If we don’t understand some basics about our anatomy, it is more difficult for us to recognize when something may be wrong with our bodies and to advocate for our own health to our health care providers.
So what does the public know about their anatomy?
Along with colleagues at Lancaster University, UK, I recently published a study that assessed the public’s knowledge of anatomy. At a public outreach event, we asked participants to place 20 organs or anatomical structures on to a blank outline of the human body. Along with this simple activity, we collected standard demographic information about the participants, including age, gender, highest educational level, occupation, and if they had visited a healthcare professional in the last week. We found that the number of correctly identified structures increased significantly with age, before dropping off in older age. Males were better than females at identifying muscles but not internal organs. We found no difference based on the highest educational qualification, although those with minimal or no higher education scored worse than those with higher levels of education. (Thankfully, those who worked in healthcare answered significantly more questions correctly that than those who did not!)
All participants in the study successfully identified the location of the brain; next most successful was the cornea. At the other end of the spectrum organs such as the adrenal glands, gallbladder, and spleen were the worst answered structures with less than 15, 20 and 25% of participants answering these structures correctly.
Interestingly we also found no difference in scores between those who attended a healthcare professional in the last 7 days and those who did not – suggesting that exposure to the organ or structure in healthcare or by Googling afterward did not improve participants ability to locate the structures.
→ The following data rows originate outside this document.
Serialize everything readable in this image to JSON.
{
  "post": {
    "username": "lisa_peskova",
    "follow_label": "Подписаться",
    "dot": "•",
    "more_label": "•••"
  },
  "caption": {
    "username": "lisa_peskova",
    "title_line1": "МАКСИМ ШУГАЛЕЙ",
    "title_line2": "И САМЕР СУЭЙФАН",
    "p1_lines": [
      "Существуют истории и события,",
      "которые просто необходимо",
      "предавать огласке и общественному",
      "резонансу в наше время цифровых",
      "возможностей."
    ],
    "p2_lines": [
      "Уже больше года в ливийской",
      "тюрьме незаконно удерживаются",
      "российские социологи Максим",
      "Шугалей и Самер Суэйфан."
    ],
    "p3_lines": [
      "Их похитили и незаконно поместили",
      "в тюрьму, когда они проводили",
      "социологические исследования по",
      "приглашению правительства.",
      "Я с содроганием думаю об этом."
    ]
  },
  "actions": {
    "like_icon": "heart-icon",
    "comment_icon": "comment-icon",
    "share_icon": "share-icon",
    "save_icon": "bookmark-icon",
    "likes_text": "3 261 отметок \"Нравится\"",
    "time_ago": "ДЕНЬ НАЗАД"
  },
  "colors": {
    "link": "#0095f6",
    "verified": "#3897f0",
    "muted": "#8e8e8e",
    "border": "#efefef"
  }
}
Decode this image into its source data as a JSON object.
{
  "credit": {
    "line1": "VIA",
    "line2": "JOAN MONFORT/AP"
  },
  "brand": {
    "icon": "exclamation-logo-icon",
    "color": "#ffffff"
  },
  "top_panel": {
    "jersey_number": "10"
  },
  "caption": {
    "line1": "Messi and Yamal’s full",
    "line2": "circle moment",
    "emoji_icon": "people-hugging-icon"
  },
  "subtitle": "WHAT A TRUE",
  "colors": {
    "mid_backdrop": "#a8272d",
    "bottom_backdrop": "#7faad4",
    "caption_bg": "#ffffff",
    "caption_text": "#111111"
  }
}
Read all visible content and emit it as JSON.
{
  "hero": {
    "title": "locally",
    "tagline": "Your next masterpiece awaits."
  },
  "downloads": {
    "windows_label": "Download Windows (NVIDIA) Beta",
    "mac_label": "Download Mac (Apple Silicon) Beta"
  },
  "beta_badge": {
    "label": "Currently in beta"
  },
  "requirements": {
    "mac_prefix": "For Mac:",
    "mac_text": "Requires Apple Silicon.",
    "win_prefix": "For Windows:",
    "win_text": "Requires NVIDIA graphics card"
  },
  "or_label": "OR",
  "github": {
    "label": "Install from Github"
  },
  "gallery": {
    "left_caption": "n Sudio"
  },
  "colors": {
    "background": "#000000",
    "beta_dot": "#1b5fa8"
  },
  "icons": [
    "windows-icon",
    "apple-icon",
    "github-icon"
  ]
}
Building on this research, we have begun a new study in collaboration with the Zooniverse (www.zooniverse.org). The Zooniverse is the world’s leading platform for online citizen science. Led by a team of researchers at the University of Oxford, the Zooniverse enables researchers to build their own citizen science project and connect with a global community of nearly 2 million volunteers, who together make otherwise impossible research tractable. Our Zooniverse project, ‘Where are my body organs?’, will not only improve public engagement with the subject of anatomy, but will enable further study of what the general public know about human anatomy. Long-term objectives of this research include to;
- Help teach people about their own body, health and well being
- Help design curriculum content for teaching doctors, nurses and healthcare professionals
- Aid people in utilizing their knowledge to make informed decisions about their health and how they use healthcare services.
To contribute to this new Citizen Science Project, ‘Where are my body organs?’, please click here. We are trying to involve 100,000 participants in this research!
If you’re interested in what other Citizen Science projects you can get involved with, visit the Zooniverse here.
Edited by Jason Organ, PhD, Indiana University School of Medicine.